Protecting your CodeIgniter application from Cross-site request forgery (CSRF or XSRF) attacks is pretty easy thanks to the built-in support. Once CSRF protection is enabled in the config file, you can use the form helper or custom code to protect your forms and AJAX calls from CSRF. The CodeIgniter framework will automatically protect forms or calls that make POST requests once protection is enabled – here’s how to update your application.
Enable CSRF Protection
To enable CSRF protection in your CodeIgniter application, edit the
application/config/config.php file and look for
$config['csrf_protection']. Change the setting to
TRUE (if it isn’t already) to enable protection. If you then test a form or AJAX call in your application, the request will fail showing a generic error:
This means that CSRF protection is working, and we now need to update the forms to add a CSRF token to the POST data.
Updating forms with CSRF tokens
The easiest way to update your forms is to use the Form Helper. Load the form helper manually (in your controller) or add it to the
application/config/autoload.php file and call
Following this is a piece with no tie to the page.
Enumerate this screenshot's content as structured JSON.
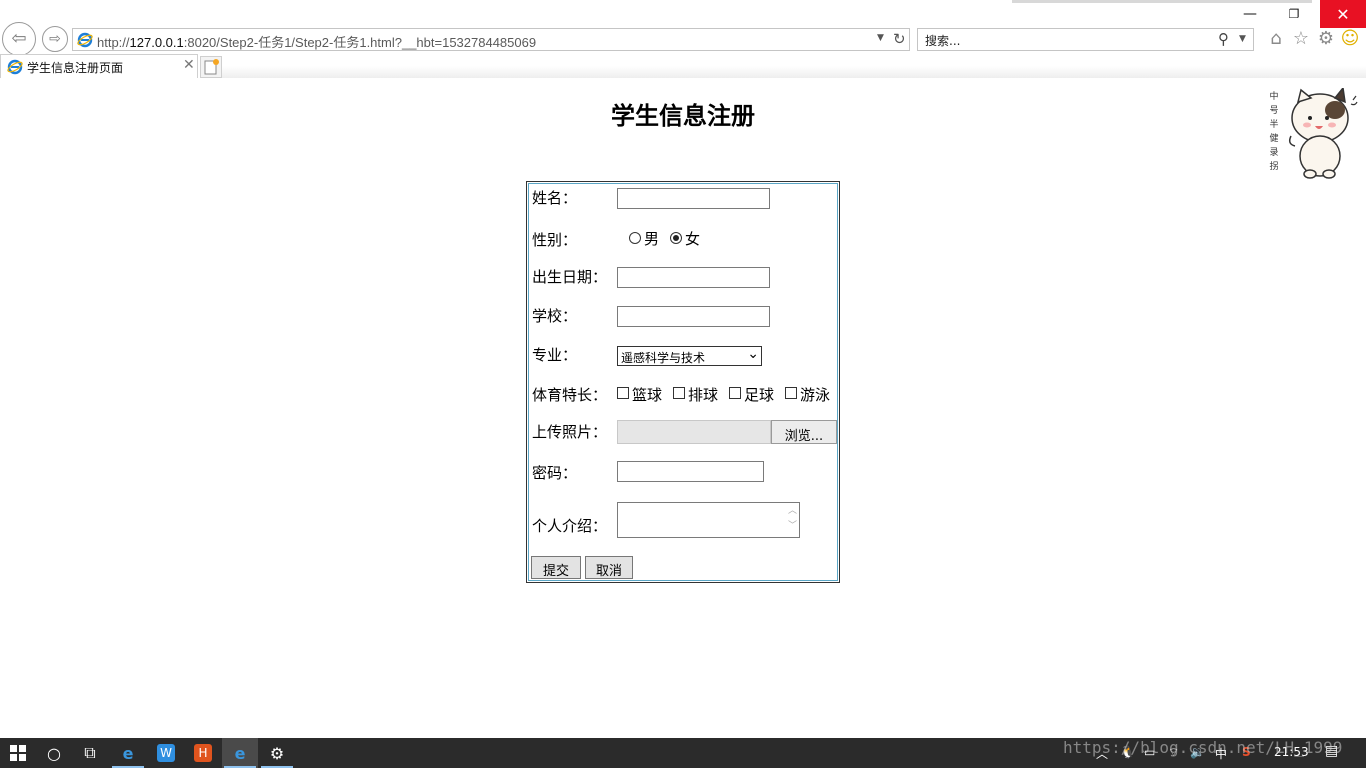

echo form_open('login'); (the first parameter is the form
action, and the second parameter is an array of attributes):
form_open() will automatically add in a new field into the form with a randomly generated token used to prevent CSRF.
If you don’t want to use
form_open(), you can add it to your form manually with:
After updating your form, test the code by POSTing some data and the request should now go through as normal. To test it further, edit the value of the CSRF input (e.g. using Chrome), then submit the form again. Changing the CSRF token will result in the above error message as CodeIgniter has detected a CSRF attack.
Updating AJAX Calls
AJAX calls that POST data will also fail if the CSRF token is not added. CodeIgnitor will return a Error
500 (Internal Server Error) for failed AJAX calls that do not contain a valid CSRF token field. There are a number of ways this can be achieved, depending on how you’ve coded your applications. I’ve included two different examples below:
Using Form Serialization
Once the changes have been made, test the AJAX call to see if the request is posted correctly and a valid response is received.